After achieving independence from the Britishers in 1947, India established a centrally planned economy (also known as a command economy). The government makes the most economical choices affecting product manufacture and distribution in a centrally planned economy.
The government concentrated on growing its heavy industrial sector, but this strategy proved unsustainable. India started to remove its economic constraints in 1991, and the country’s private sector grew due to the increasing liberalization. India is now classified as a mixed economy, with both the private and public sectors coexisting and the country relying heavily on foreign commerce.
Citizens have the freedom to pick their jobs and create their businesses. However, the government retains a monopoly in critical sectors of the economy, including the military, electricity, banking, and other businesses. From $288 billion in 1992 to $2.66 trillion in 2020, the country’s GDP has increased at an exponential rate.
Feature of India’s mixed Economy
1. Economic growth that is both regulated and unrestricted
The goal of a mixed economy is to remove the drawbacks of other popular economic systems. As a result, the government stimulates free economic activity in such an economy while still implementing the necessary controls.
2. Putting the well-being of citizens first
Economic well-being is one of the most noticeable characteristics of a mixed economy’s success. As a result, governments’ different fiscal and monetary policies encourage private companies to contribute more to economic well-being.
In contrast, India’s public sector creates jobs for the people while avoiding regional disparities. Furthermore, its pricing strategies are determined by economic well-being rather than profit maximization.
3. Financial planning
In a mixed economy like India, the government is in charge of economic planning and implementing various policies and actions. Consequently, public-sector businesses follow a set of strategies to attain particular specified objectives.
Similarly, private organizations function according to a set of pre-determined rules. Furthermore, the government guarantees that development is hastened and coordinated via several programs designed to support growth in both sectors of the Indian economy.
4. Price controls
The Indian government has the power to impose pricing control and regulation.

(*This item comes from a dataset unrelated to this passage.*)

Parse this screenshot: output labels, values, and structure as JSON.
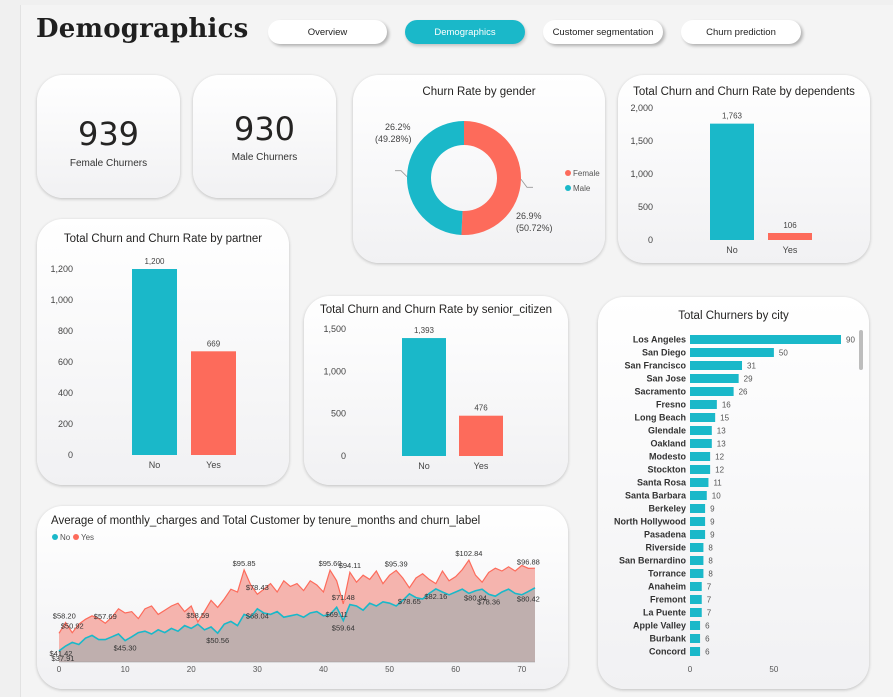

However, it typically does not disrupt the existing pricing structure, enabling sectors to set their prices for products and services.
However, in the case of a national emergency or disaster, it has the authority to impose price controls and distribute supplies via the Public Distribution System (PDS).
Demerits of Mixed Economy
- Corruption and Black Marketing: Corruption and black marketing abound in this system. The public sector benefits political parties and self-interested people unfairly. Consequently, many ills emerge, including black money, bribery, tax evasion, and other nefarious activities. All of this adds to the system’s inefficiency.
- Mixed economies, according to some economists, are the most unstable. The public sector gets rewarded the most, while the private sector is restrained.
- Sector Inefficiency: Both sectors are inefficient under this setup. As a consequence of its lack of total independence, the private sector is ineffective. As a consequence, the government is rendered ineffective. In specific ways, these sectors are not just competing but also complementary.
- Ineffective Planning: There is no such thing as comprehensive planning in a diverse economy. Consequently, the government lacks control over a large part of the economy.
- This system lacks efficiency, and both sectors suffer as a consequence. This is because government employees do not carry out their obligations appropriately in the public sector. In contrast, in the private sector, efficiency suffers because the government imposes too many restrictions in the form of regulations, permits, and licenses, among other things.
Edited by Prakriti Arora